EXERCISE DETAILS =
Go line by line through the entries below and count those containing the string "REALMEDIA"; give only the count.

= = = =

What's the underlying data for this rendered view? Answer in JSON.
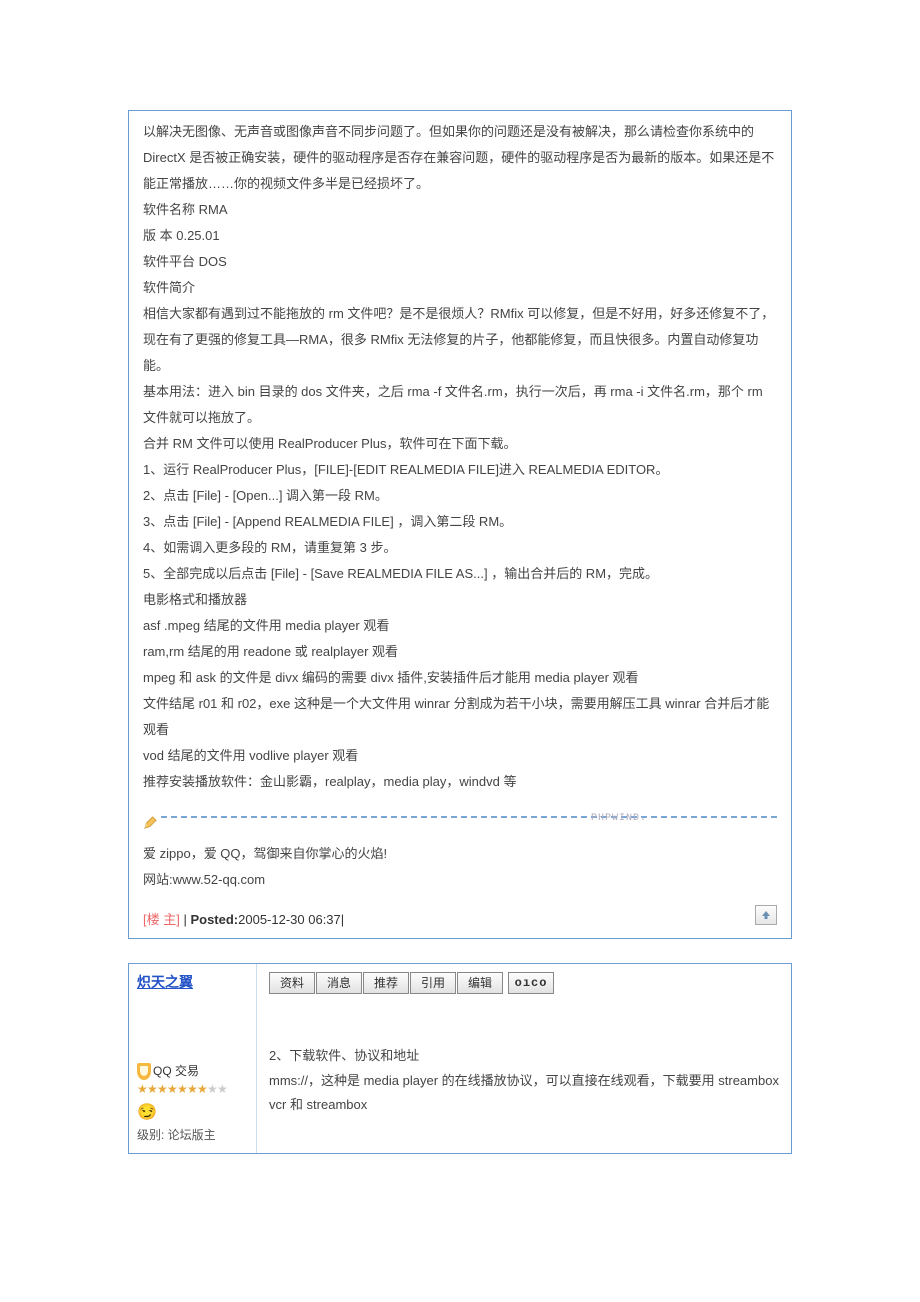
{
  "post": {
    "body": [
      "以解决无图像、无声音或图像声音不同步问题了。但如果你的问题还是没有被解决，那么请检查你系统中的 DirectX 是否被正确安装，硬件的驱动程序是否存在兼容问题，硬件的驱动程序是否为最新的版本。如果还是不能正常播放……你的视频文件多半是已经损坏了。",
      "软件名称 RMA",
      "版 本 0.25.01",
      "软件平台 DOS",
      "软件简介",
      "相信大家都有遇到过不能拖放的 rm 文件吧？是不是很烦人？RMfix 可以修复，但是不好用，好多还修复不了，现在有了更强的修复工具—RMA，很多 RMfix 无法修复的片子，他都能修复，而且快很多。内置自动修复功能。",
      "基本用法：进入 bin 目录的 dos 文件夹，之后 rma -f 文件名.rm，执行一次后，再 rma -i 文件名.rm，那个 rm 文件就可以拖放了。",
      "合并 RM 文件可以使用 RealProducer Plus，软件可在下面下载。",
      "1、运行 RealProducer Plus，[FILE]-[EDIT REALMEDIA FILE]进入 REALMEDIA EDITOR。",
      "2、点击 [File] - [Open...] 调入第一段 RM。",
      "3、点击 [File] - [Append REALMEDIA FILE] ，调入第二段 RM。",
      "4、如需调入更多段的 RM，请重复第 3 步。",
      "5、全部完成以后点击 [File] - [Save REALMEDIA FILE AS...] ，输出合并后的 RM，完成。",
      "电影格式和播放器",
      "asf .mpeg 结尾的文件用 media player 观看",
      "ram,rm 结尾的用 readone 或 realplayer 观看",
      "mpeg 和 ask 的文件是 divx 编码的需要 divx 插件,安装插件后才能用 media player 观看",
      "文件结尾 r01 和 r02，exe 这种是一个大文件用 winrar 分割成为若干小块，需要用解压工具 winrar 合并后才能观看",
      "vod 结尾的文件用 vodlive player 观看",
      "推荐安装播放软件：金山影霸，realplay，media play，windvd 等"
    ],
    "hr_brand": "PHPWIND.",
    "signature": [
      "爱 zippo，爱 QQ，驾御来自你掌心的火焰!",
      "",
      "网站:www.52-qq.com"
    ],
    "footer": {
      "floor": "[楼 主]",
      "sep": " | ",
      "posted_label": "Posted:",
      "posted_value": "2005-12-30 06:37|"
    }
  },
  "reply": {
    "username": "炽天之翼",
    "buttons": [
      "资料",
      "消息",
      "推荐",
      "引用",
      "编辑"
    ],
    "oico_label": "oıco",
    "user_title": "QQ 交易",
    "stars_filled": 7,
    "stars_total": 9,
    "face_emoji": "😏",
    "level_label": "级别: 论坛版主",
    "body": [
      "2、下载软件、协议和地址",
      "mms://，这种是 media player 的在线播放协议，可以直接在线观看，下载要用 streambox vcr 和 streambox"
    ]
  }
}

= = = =

RESULT =
3